"Institutional investors expect diversity and inclusion at all levels and if they don't see it, it raises the obvious question of why it isn't happening," said David Salmon, president of Laurel Hill Advisory Group.
"From a regulatory perspective, the Canadian Business Corporations Act is expanding to diversity from gender to include visible minorities, people with disabilities and aboriginal people. The trend is to go beyond one and done. Many institutional investors seek a minimum three, or 30%, women on boards to achieve critical mass and if it is not achieved or not defined how it will be achieved, they will withhold voting."
Jill Nelson, a professional recruiter and owner at Brooks & Nelson, said the goal was to make the unconscious conscious so people were self-aware of their unconscious bias and could therefore take steps to mitigate its potentially negative effects.
"Unconscious bias can create certain barriers and prevents people working together efficiently," she said.
"It is fundamentally a lack of trust which manifests itself through micro aggressions that have a major impact on someone else. As a result, companies end up settling for good enough rather than best results."
For Resa Furey, marketing and business development at Stantec, the key is cultivating behaviours which make people feel they are welcome in a group so they can contribute fully to workplace success. "You want to bring your whole self to work, not an edited version. No one wants to go to work and feel like an outsider. [In an inclusive environment] people will be more productive and much more likely to stay," she said.
For smaller companies such as junior explorers which may not have human resource professionals, creating an inclusive environment and improve diversity requires leadership from senior management and the board.
"Leaders need to be self-aware to stop and think to ensure decisions are based on facts and evidence," said Nelson.
"They need to be openminded to what diversity can bring to the table, change processes and systems and anticipate where bias may impact decisions.

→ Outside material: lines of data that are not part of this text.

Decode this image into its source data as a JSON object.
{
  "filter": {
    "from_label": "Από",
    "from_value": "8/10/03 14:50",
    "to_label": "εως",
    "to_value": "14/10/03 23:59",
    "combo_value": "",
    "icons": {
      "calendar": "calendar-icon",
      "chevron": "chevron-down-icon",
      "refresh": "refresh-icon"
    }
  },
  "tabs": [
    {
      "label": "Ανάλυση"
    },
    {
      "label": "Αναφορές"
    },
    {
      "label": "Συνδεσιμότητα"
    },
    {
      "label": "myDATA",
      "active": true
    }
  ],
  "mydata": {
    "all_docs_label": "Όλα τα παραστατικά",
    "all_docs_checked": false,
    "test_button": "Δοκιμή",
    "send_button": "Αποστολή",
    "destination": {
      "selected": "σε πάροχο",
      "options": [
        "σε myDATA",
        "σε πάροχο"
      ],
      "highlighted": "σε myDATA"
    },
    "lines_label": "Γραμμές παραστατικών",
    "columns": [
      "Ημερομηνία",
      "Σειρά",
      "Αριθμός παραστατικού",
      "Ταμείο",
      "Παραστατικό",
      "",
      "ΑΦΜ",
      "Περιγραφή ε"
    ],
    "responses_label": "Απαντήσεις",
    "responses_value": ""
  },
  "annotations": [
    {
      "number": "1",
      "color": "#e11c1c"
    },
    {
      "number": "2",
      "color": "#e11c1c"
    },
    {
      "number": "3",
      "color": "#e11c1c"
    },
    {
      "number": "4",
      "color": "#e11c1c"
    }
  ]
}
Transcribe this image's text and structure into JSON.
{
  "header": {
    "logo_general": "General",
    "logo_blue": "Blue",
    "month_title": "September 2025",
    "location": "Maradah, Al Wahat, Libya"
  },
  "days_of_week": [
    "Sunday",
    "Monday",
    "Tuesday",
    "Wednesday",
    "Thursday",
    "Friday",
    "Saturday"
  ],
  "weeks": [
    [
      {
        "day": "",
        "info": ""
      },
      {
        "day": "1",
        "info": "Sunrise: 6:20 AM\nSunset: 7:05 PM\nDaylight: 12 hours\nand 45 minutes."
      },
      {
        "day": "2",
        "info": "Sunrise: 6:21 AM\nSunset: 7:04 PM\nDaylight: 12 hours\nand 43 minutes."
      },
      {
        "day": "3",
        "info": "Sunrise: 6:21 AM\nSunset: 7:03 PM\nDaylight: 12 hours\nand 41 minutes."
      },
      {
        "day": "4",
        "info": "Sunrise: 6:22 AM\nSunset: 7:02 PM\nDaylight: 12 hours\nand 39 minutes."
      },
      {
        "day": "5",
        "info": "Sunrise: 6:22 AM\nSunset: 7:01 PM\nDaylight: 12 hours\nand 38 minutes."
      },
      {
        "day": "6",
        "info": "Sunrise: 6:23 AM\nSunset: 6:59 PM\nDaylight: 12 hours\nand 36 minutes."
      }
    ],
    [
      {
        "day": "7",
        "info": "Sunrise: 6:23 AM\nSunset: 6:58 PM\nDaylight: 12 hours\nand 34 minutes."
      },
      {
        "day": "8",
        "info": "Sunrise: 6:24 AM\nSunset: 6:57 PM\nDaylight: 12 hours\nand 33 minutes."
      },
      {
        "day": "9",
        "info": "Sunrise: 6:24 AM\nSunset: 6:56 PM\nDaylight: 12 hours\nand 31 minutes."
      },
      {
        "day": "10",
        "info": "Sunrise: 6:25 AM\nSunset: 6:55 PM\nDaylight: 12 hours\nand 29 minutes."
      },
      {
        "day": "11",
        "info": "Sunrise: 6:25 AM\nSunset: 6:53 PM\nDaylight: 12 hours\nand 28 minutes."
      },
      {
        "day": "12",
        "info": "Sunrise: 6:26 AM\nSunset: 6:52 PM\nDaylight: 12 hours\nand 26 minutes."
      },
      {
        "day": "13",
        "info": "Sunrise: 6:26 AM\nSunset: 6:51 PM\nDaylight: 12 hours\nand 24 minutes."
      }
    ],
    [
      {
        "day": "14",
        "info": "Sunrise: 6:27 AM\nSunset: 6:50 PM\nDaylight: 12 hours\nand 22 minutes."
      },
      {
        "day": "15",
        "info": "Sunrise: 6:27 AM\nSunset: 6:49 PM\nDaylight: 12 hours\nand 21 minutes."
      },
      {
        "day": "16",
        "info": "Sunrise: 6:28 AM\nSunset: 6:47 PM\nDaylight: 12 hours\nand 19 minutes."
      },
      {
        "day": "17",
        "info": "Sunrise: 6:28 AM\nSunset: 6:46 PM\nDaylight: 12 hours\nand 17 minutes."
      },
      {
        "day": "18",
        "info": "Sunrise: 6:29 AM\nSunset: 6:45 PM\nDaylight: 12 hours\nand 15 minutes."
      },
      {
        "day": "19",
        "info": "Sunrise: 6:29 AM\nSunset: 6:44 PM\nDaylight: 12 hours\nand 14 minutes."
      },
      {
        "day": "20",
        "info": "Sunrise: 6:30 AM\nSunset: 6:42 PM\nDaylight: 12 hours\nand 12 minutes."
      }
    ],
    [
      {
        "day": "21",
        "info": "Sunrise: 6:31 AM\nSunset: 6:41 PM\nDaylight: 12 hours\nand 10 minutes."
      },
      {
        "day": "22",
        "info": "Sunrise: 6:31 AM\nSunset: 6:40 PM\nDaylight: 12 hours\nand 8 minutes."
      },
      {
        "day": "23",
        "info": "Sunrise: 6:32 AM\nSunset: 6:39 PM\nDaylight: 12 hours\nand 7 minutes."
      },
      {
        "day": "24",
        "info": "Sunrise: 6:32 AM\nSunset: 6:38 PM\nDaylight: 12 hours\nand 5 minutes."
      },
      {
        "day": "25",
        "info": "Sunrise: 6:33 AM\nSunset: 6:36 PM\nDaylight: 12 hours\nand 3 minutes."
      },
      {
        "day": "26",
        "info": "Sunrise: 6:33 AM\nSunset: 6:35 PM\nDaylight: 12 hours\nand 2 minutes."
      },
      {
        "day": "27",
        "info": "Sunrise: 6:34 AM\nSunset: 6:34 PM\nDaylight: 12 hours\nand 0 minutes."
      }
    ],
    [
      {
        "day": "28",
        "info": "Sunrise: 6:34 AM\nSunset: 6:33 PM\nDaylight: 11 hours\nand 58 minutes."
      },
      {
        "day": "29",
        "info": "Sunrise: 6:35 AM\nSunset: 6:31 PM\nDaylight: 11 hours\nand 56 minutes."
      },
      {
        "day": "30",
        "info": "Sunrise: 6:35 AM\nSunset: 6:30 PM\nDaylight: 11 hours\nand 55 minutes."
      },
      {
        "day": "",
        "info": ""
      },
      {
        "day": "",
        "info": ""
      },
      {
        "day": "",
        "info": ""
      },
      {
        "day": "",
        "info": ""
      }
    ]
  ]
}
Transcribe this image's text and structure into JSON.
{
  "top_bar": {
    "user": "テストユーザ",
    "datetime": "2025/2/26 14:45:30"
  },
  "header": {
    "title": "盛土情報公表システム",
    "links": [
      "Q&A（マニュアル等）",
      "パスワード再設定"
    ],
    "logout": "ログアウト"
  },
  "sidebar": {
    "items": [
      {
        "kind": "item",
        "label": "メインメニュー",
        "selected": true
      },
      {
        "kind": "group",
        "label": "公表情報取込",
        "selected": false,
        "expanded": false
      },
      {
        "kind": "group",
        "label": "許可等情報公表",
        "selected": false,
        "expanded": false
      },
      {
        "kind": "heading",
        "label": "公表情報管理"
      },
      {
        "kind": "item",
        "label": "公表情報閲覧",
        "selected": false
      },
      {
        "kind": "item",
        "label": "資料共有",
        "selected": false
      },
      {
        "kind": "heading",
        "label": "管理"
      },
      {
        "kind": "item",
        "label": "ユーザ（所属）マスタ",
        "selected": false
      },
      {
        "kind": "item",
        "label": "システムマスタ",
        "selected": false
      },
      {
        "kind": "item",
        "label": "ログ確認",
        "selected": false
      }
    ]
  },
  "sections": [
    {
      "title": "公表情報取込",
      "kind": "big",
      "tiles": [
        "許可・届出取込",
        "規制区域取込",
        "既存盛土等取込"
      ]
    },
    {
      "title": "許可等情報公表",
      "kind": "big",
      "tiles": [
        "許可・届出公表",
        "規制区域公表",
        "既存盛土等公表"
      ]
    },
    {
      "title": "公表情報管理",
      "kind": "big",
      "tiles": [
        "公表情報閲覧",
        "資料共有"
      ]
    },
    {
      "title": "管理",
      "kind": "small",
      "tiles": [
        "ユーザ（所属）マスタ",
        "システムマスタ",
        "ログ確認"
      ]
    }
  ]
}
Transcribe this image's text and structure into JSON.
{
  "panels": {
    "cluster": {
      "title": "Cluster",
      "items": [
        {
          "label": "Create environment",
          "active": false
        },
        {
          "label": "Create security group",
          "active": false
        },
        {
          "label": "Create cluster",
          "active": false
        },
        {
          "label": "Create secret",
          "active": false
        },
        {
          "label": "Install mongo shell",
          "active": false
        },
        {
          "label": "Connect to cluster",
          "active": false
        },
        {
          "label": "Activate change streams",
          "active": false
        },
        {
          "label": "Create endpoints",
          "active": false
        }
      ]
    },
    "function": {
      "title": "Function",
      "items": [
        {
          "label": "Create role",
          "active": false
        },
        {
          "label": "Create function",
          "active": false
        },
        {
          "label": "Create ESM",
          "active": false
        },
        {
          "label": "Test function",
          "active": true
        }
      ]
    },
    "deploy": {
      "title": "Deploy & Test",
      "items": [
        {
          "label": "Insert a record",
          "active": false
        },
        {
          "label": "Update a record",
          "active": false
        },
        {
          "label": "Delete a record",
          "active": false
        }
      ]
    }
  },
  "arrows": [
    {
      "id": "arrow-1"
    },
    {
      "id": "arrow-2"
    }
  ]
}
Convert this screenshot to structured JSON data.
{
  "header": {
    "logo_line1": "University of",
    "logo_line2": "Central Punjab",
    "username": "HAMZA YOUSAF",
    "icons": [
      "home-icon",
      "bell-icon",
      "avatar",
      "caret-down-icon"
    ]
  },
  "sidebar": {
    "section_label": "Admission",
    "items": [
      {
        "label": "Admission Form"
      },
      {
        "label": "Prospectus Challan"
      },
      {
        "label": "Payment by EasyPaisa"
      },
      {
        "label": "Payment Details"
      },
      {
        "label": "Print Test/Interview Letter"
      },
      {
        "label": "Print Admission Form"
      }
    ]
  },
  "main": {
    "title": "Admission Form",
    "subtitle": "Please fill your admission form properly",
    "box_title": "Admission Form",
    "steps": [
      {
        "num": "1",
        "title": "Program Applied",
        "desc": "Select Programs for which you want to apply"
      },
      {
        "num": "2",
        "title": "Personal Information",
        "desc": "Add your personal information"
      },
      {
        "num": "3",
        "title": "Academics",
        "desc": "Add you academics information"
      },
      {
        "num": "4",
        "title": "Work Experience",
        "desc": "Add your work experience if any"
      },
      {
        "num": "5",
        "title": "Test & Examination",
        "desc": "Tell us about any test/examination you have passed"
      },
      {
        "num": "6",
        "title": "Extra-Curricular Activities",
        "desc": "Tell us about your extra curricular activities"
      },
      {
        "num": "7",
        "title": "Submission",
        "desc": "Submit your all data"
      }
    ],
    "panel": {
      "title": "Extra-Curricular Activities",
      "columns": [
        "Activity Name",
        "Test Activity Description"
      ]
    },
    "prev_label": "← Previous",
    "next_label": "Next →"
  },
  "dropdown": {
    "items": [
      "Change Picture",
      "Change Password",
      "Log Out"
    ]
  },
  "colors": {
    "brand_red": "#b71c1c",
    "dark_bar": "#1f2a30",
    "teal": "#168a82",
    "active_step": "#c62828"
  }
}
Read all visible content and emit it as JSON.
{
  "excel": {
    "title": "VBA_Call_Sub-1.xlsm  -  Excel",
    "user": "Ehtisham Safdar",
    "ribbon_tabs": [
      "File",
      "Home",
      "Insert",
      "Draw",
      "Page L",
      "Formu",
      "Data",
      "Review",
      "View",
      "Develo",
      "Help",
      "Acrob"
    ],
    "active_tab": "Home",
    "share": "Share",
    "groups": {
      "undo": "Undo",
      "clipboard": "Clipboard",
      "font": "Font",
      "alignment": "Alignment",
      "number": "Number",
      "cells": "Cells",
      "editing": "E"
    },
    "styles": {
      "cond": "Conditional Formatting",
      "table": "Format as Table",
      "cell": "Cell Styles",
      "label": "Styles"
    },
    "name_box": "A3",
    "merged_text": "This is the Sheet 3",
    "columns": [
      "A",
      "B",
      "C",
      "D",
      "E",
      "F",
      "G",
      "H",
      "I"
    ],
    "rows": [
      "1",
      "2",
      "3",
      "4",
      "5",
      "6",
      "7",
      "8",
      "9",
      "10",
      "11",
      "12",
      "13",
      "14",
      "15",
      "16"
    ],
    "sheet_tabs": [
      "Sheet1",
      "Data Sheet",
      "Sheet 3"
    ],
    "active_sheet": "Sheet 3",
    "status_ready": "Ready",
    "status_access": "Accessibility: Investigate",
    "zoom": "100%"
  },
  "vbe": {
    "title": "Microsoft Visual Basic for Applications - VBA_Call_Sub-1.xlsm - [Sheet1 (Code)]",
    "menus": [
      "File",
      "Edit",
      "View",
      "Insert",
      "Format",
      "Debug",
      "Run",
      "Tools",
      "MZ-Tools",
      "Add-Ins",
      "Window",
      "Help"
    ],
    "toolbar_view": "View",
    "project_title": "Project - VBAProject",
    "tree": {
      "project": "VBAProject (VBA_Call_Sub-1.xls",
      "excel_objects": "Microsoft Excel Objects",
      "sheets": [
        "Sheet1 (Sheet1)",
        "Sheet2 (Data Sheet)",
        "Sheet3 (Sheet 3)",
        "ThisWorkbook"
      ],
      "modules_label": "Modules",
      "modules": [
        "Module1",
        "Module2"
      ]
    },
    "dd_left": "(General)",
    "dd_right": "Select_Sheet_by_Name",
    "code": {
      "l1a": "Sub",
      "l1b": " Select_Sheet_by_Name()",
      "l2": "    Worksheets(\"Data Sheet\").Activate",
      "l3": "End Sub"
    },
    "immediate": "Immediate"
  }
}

Write good job descriptions that get rid of gendered language and limit the list of qualities to those that are absolutely necessary as women will not apply for a job unless they tick all the boxes.
"Avoid asking salary history as if the candidate is underpaid you are perpetuating that inequality."